For, in the end, the reason people keep flooding our shores, is not because, here, one finds a chicken in every pot, a car in every driveway, a television in every bedroom, and a computer on every desk. It is because here people are free to dream.
Barack Obama is the embodiment of all that makes America so special: yet he has spent so much time analyzing the trees, he seems to have missed the forest entirely.
He tells us that in South Korea, homes have better Internet access than we do. That Europe and Russia have better roads and railways. As if one could measure America's value by material things! You can't measure a person that way: why do so with a nation?
We're the only nation ever invented based on the ideal that each of us should have the chance to rise or fall as we choose. That we should each have the freedom to think and worship and dream without interference from anyone.
These things, perhaps not surprisingly, have made us rich beyond our wildest dreams. And if we face economic issues now, it may be because we've used our innovation and creativity to prosper and our leadership got used to spending our tax money like drunken sailors on leave.
They ought to cut that out. We can handle the belt tightening. Can they?
So when I listened to the State of the Union address last night it made me think back to Jimmy Carter: a nice man and a good man, but another man who saw America as the sum of its parts--with a "malaise" upon the land.
He was followed in office by a big man of great optimism. President Ronald Reagan occupied the same space at almost the same time and saw something entirely different. Reagan saw instead a shining city on a hill in which all things were possible. Then he worked to make it all come true.

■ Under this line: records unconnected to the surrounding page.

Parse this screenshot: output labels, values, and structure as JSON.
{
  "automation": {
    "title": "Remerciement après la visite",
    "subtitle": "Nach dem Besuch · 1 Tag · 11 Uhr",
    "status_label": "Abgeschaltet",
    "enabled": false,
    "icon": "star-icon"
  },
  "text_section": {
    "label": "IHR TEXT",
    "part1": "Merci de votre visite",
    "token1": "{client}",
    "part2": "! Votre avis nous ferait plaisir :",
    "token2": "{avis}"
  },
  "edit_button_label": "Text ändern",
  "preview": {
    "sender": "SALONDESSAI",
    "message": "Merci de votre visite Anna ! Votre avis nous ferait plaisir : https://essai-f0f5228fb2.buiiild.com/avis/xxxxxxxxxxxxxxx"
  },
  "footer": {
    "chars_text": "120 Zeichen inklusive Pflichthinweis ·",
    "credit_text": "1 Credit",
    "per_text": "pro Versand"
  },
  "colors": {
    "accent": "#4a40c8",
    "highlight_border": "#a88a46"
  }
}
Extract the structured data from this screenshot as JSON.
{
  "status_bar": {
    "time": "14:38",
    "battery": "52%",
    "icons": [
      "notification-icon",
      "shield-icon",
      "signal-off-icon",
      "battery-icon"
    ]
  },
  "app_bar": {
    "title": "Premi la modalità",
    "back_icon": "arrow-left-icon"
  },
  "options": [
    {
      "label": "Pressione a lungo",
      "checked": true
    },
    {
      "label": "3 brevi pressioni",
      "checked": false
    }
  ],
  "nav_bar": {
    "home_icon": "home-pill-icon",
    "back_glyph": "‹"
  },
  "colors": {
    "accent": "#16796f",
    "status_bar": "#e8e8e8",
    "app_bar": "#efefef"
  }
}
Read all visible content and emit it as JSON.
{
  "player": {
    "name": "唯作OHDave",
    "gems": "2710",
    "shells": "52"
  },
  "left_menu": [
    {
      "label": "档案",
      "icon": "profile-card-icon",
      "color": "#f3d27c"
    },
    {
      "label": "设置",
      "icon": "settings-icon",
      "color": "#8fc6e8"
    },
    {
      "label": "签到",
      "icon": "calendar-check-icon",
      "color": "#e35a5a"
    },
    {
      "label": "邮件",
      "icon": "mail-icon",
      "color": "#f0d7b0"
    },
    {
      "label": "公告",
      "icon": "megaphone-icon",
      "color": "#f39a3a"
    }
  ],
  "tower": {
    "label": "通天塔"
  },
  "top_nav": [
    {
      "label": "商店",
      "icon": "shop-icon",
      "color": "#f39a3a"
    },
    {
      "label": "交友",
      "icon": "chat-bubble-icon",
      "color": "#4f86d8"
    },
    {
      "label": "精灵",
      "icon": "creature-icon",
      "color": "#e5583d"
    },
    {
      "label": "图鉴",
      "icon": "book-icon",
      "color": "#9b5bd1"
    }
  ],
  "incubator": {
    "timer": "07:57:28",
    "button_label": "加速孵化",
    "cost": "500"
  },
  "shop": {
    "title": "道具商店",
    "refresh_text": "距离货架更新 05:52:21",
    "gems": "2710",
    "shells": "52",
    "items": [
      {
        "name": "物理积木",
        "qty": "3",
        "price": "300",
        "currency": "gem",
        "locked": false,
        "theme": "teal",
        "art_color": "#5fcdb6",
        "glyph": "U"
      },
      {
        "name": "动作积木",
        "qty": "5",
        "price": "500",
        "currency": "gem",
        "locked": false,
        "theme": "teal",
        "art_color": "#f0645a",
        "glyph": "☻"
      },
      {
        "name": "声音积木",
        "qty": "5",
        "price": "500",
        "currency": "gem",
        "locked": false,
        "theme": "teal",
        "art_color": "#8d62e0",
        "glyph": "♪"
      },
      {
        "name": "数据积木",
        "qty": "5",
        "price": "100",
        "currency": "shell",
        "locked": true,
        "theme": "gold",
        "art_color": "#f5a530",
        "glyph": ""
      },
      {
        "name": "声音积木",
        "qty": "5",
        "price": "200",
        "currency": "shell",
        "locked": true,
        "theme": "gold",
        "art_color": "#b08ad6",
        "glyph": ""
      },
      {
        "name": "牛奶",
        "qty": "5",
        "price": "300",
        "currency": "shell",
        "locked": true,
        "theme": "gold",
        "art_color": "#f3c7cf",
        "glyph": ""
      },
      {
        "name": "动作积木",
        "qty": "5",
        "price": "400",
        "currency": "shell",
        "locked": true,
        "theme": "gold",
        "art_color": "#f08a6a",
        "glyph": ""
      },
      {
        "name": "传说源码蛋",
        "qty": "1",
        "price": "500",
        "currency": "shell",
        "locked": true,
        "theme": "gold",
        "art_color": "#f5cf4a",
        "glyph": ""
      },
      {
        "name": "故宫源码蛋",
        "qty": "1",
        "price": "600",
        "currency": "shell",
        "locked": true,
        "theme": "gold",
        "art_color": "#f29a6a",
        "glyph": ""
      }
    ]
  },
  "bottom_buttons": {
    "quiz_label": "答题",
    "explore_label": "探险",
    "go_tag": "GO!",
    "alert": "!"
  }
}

Internet access, roadways and bridges, rail lines and deficits are only small things. Ideas are big, and it is ideas that have made America.
"America is too great for small dreams."